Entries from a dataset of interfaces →
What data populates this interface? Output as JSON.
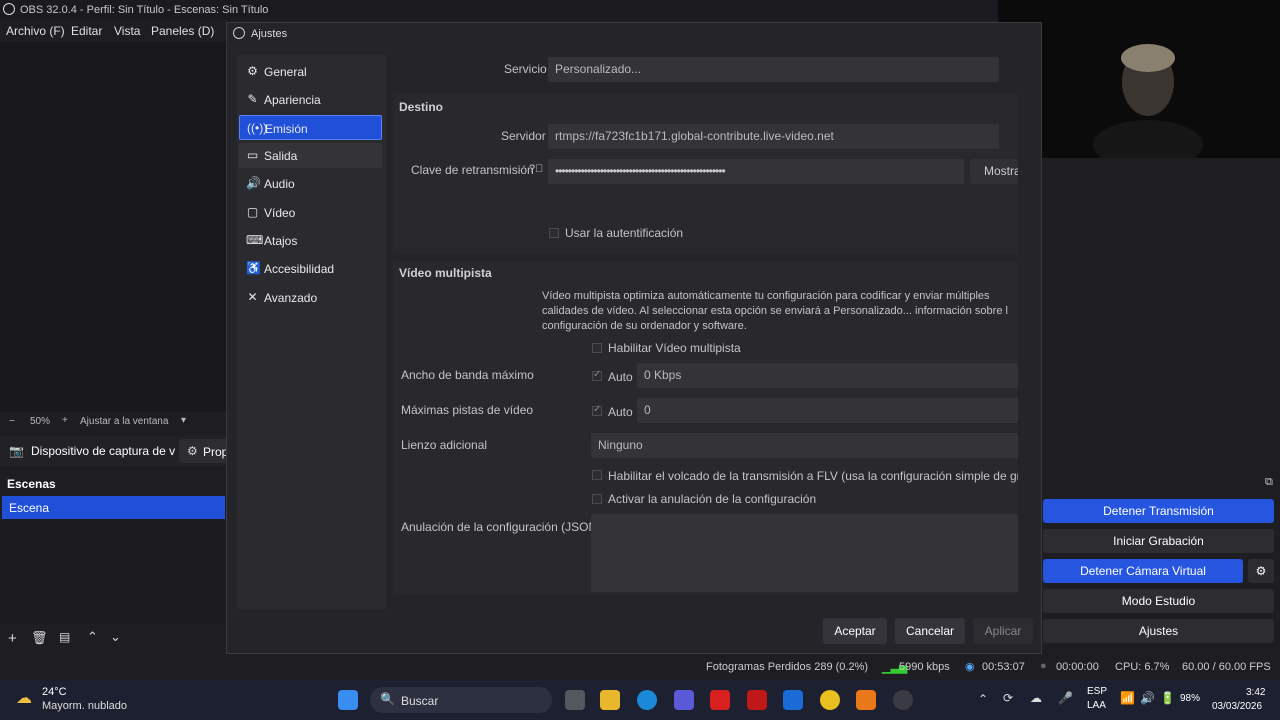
{
  "window": {
    "title": "OBS 32.0.4 - Perfil: Sin Título - Escenas: Sin Título"
  },
  "menu": [
    "Archivo (F)",
    "Editar",
    "Vista",
    "Paneles (D)"
  ],
  "zoom": {
    "minus": "−",
    "level": "50%",
    "plus": "+",
    "fit": "Ajustar a la ventana"
  },
  "sources": {
    "device": "Dispositivo de captura de v",
    "props": "Prop"
  },
  "scenes": {
    "header": "Escenas",
    "items": [
      "Escena"
    ]
  },
  "controls": {
    "stop_stream": "Detener Transmisión",
    "start_record": "Iniciar Grabación",
    "stop_vcam": "Detener Cámara Virtual",
    "studio": "Modo Estudio",
    "settings": "Ajustes"
  },
  "status": {
    "dropped": "Fotogramas Perdidos 289 (0.2%)",
    "kbps": "5990 kbps",
    "stream_time": "00:53:07",
    "rec_time": "00:00:00",
    "cpu": "CPU: 6.7%",
    "fps": "60.00 / 60.00 FPS"
  },
  "dialog": {
    "title": "Ajustes",
    "nav": [
      "General",
      "Apariencia",
      "Emisión",
      "Salida",
      "Audio",
      "Vídeo",
      "Atajos",
      "Accesibilidad",
      "Avanzado"
    ],
    "service_label": "Servicio",
    "service_value": "Personalizado...",
    "destino": "Destino",
    "server_label": "Servidor",
    "server_value": "rtmps://fa723fc1b171.global-contribute.live-video.net",
    "key_label": "Clave de retransmisión",
    "key_value": "•••••••••••••••••••••••••••••••••••••••••••••••••••••",
    "show_btn": "Mostra",
    "use_auth": "Usar la autentificación",
    "multitrack_title": "Vídeo multipista",
    "multitrack_desc": "Vídeo multipista optimiza automáticamente tu configuración para codificar y enviar múltiples calidades de vídeo. Al seleccionar esta opción se enviará a Personalizado... información sobre l configuración de su ordenador y software.",
    "enable_multitrack": "Habilitar Vídeo multipista",
    "max_bw_label": "Ancho de banda máximo",
    "auto": "Auto",
    "max_bw_value": "0 Kbps",
    "max_tracks_label": "Máximas pistas de vídeo",
    "max_tracks_value": "0",
    "extra_canvas_label": "Lienzo adicional",
    "extra_canvas_value": "Ninguno",
    "flv_dump": "Habilitar el volcado de la transmisión a FLV (usa la configuración simple de grabac",
    "config_override": "Activar la anulación de la configuración",
    "override_json_label": "Anulación de la configuración (JSON)",
    "accept": "Aceptar",
    "cancel": "Cancelar",
    "apply": "Aplicar"
  },
  "taskbar": {
    "weather_temp": "24°C",
    "weather_desc": "Mayorm. nublado",
    "search": "Buscar",
    "lang1": "ESP",
    "lang2": "LAA",
    "battery": "98%",
    "time": "3:42",
    "date": "03/03/2026"
  },
  "colors": {
    "accent": "#2050d8",
    "bg": "#242429"
  }
}
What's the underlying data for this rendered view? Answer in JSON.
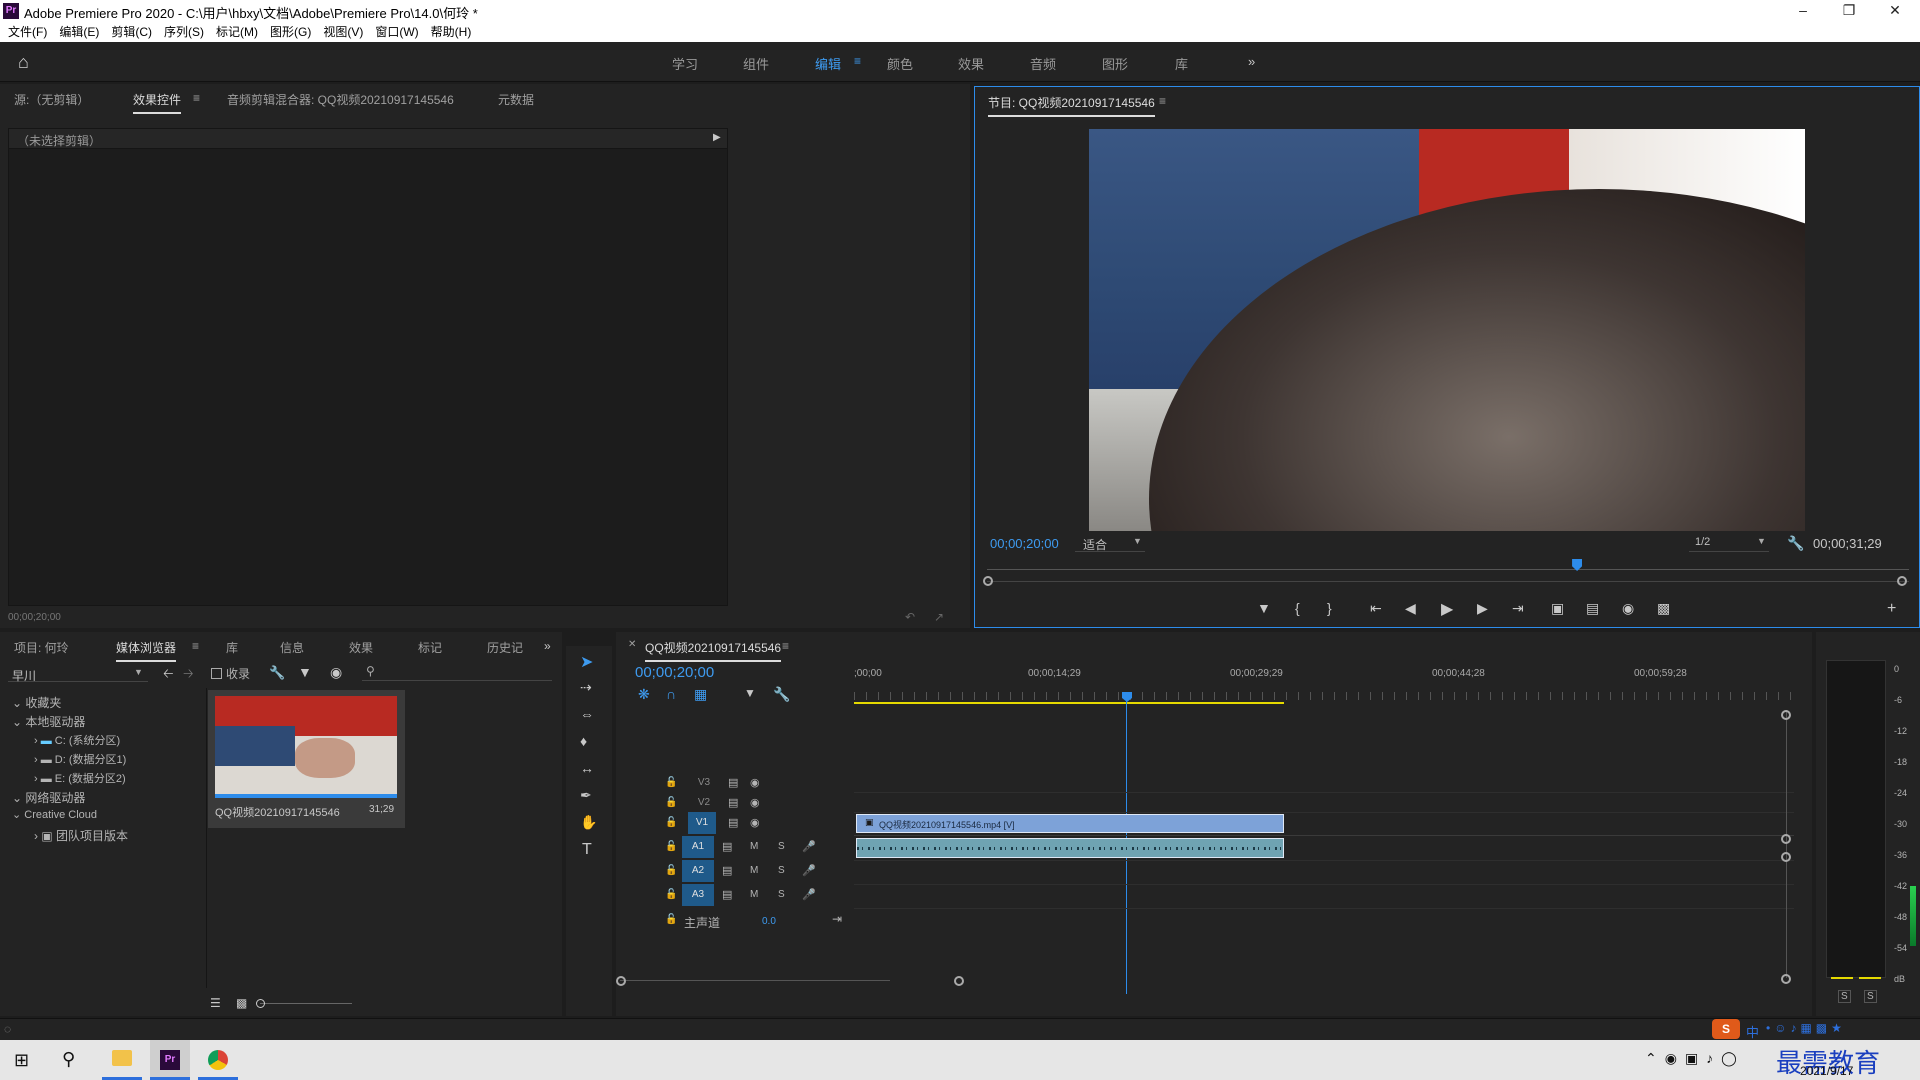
{
  "window": {
    "title": "Adobe Premiere Pro 2020 - C:\\用户\\hbxy\\文档\\Adobe\\Premiere Pro\\14.0\\何玲 *",
    "app_icon": "Pr"
  },
  "menu": [
    "文件(F)",
    "编辑(E)",
    "剪辑(C)",
    "序列(S)",
    "标记(M)",
    "图形(G)",
    "视图(V)",
    "窗口(W)",
    "帮助(H)"
  ],
  "workspaces": {
    "tabs": [
      "学习",
      "组件",
      "编辑",
      "颜色",
      "效果",
      "音频",
      "图形",
      "库"
    ],
    "active": "编辑",
    "more": "»"
  },
  "source_panel": {
    "tabs": [
      "源:（无剪辑）",
      "效果控件",
      "音频剪辑混合器: QQ视频20210917145546",
      "元数据"
    ],
    "active_tab": "效果控件",
    "no_clip": "（未选择剪辑）",
    "timecode": "00;00;20;00"
  },
  "program_monitor": {
    "title": "节目: QQ视频20210917145546",
    "timecode": "00;00;20;00",
    "fit": "适合",
    "resolution": "1/2",
    "duration": "00;00;31;29",
    "playhead_fraction": 0.64
  },
  "project_panel": {
    "tabs": [
      "项目: 何玲",
      "媒体浏览器",
      "库",
      "信息",
      "效果",
      "标记",
      "历史记"
    ],
    "active_tab": "媒体浏览器",
    "location": "早川",
    "ingest_label": "收录",
    "tree": {
      "favorites": "收藏夹",
      "local_drives": "本地驱动器",
      "drives": [
        "C: (系统分区)",
        "D: (数据分区1)",
        "E: (数据分区2)"
      ],
      "network_drives": "网络驱动器",
      "creative_cloud": "Creative Cloud",
      "team_project": "团队项目版本"
    },
    "clip": {
      "name": "QQ视频20210917145546",
      "duration": "31;29"
    }
  },
  "timeline": {
    "sequence_tab": "QQ视频20210917145546",
    "timecode": "00;00;20;00",
    "ruler": [
      ";00;00",
      "00;00;14;29",
      "00;00;29;29",
      "00;00;44;28",
      "00;00;59;28"
    ],
    "video_tracks": [
      "V3",
      "V2",
      "V1"
    ],
    "audio_tracks": [
      "A1",
      "A2",
      "A3"
    ],
    "master_label": "主声道",
    "master_value": "0.0",
    "video_clip": "QQ视频20210917145546.mp4 [V]",
    "mute": "M",
    "solo": "S"
  },
  "audio_meter": {
    "scale": [
      "0",
      "-6",
      "-12",
      "-18",
      "-24",
      "-30",
      "-36",
      "-42",
      "-48",
      "-54",
      "dB"
    ],
    "solo_labels": [
      "S",
      "S"
    ]
  },
  "taskbar": {
    "date": "2021/9/17",
    "ime": "中",
    "watermark": "最需教育"
  }
}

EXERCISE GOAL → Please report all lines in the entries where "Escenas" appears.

TASK RESPONSE →
    "title": "OBS 32.0.4 - Perfil: Sin Título - Escenas: Sin Título"
    "header": "Escenas",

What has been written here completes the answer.